The first few paragraphs if the executive summary should outline the name of the company, when it was founded, where it is located and who started it. It’s important to discuss the career experience of the company owners (and founders) and how the business came about (i.e. the company history). Investors will want to know if the company owners, founders and/or management team has experience in the industry in which the business is operating. Lastly, outline how the company is able to provide its products or services to its target market and how the company separates itself from its competitors. Any investor who reads this section of the executive summary should have a good understanding of who runs the company, what the company has to offer and the benefits of its products or services.
Discuss the Past, Current, & Future State of the Business Industry
Completing this section of the executive summary will require some research. I strongly suggest using industry research databases like First Research and IBISWorld to find factual, up-to-date information on hundreds of different business industries. Both First Research and IBISWorld industry reports will give you a detailed overview of the past and current success of a business industry as well as its prospects for future growth. An investor should have a clear understanding of how the industry has sustained itself in the past and how it will do so in the future after reading this section. I’ve included several screenshots from First Research and IBISWorld that identify industry revenue growth for a 5-year time period. The screenshots should give you a better idea of what information is needed in this section.
Identify Your Target Market & Marketing Strategy
Your target market should be described in detail in this section of the executive summary. Their age, location, educational attainment, occupation, income, hobbies, (or business industries, sales receipts and payroll if your company is B2B) should be identified. (Target market data can be found using the U.S. Census Bureau’s American FactFinder Tool). All marketing strategies and techniques that will be used should also be identified. Investors should know who you are selling your products or services to and if they can afford to buy them after reading this section. They should also know exactly how you are going to reach them and promote the company in a way that separates it from competitors. Here are examples of the types of marketing strategies you can outline in your executive summary:

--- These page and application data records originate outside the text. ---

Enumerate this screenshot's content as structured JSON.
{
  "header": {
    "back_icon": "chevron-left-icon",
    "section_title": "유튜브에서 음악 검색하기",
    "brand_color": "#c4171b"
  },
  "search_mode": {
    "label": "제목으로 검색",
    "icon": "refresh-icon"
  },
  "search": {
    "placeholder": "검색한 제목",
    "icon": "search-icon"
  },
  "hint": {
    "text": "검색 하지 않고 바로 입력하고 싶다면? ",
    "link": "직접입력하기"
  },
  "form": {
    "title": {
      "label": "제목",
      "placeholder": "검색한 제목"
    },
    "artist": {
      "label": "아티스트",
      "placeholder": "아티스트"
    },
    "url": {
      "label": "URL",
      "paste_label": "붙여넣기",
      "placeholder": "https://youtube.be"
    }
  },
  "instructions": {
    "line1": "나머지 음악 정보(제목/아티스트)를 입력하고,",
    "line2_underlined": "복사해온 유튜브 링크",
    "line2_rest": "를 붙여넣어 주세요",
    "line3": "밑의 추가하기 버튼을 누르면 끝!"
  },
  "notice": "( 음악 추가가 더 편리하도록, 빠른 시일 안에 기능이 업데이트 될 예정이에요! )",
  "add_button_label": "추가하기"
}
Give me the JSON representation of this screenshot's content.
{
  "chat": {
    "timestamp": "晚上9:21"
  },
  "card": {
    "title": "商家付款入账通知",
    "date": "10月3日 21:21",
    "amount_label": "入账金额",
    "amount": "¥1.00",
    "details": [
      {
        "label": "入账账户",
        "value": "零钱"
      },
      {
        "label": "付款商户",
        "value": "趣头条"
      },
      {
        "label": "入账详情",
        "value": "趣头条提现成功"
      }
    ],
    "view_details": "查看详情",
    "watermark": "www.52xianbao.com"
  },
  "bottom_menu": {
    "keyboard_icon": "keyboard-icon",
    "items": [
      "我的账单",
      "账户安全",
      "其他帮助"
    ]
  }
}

- Word of Mouth Marketing
- Organic Search Engine Marketing
- Radio Advertising
- Bulk Mail Advertising
- Event Marketing
- Networking/Network Marketing
- Television Advertising
- Marketing via Chambers of Commerce or Business Associations
Provide the Estimated Sales, Revenue & Return on Investment
This is by far the most important part of the executive summary. After you have told the story of the business and how it will operate, you need to clearly explain how it much it will cost to run the business and how much money the business will make. An investor will want to know how big their return on investment will be. The past performance of the company (if applicable) along with the sales forecast, expenses, and gross revenue forecast should be outlined. This helps an investors understand how many the sales the company will make, how much money the company will spend to make those sales, and how much money the company will actually make from those sales. By the time they are done reading this section of the executive summary, they should have a complete understanding the company’s cash flow for (at least) the next 3 years and be able to determine if your business is a worthwhile investment.
An Executive Summary Should Be Less Than 10 Pages
Your executive summary should be less than 10 pages long. Some investors will ask for a one page executive summary. If you follow the guidelines outline in this blog, you will be able to fit all of the information investors want to know in a one page executive summary. The exact number of pages of an executive summary depends on who you are presenting it to but keeping it under 10 pages will make it easy to edit when presenting it to different people (or investors).
An Executive Summary Can Be Turned Into a 3 Minute Pitch
A clear, concise executive summary can be turned into a 3 minute pitch. Some investors will want you to immediately pitch your business to them (verbally) before reading your executive summary. If you include all of the required information (as I have outlined here) in your executive summary, you will be able to use it to create a 3 minute pitch for investors. A good pitch should cover the who, what, why, where, when, and results of your business. (The exact same information covered in an executive summary). By the end of the 3 minute pitch, investors should know what products or services you sell (and to whom), how much you’ve profited from the business so far and how much you (and the investors) will profit from the business in the future.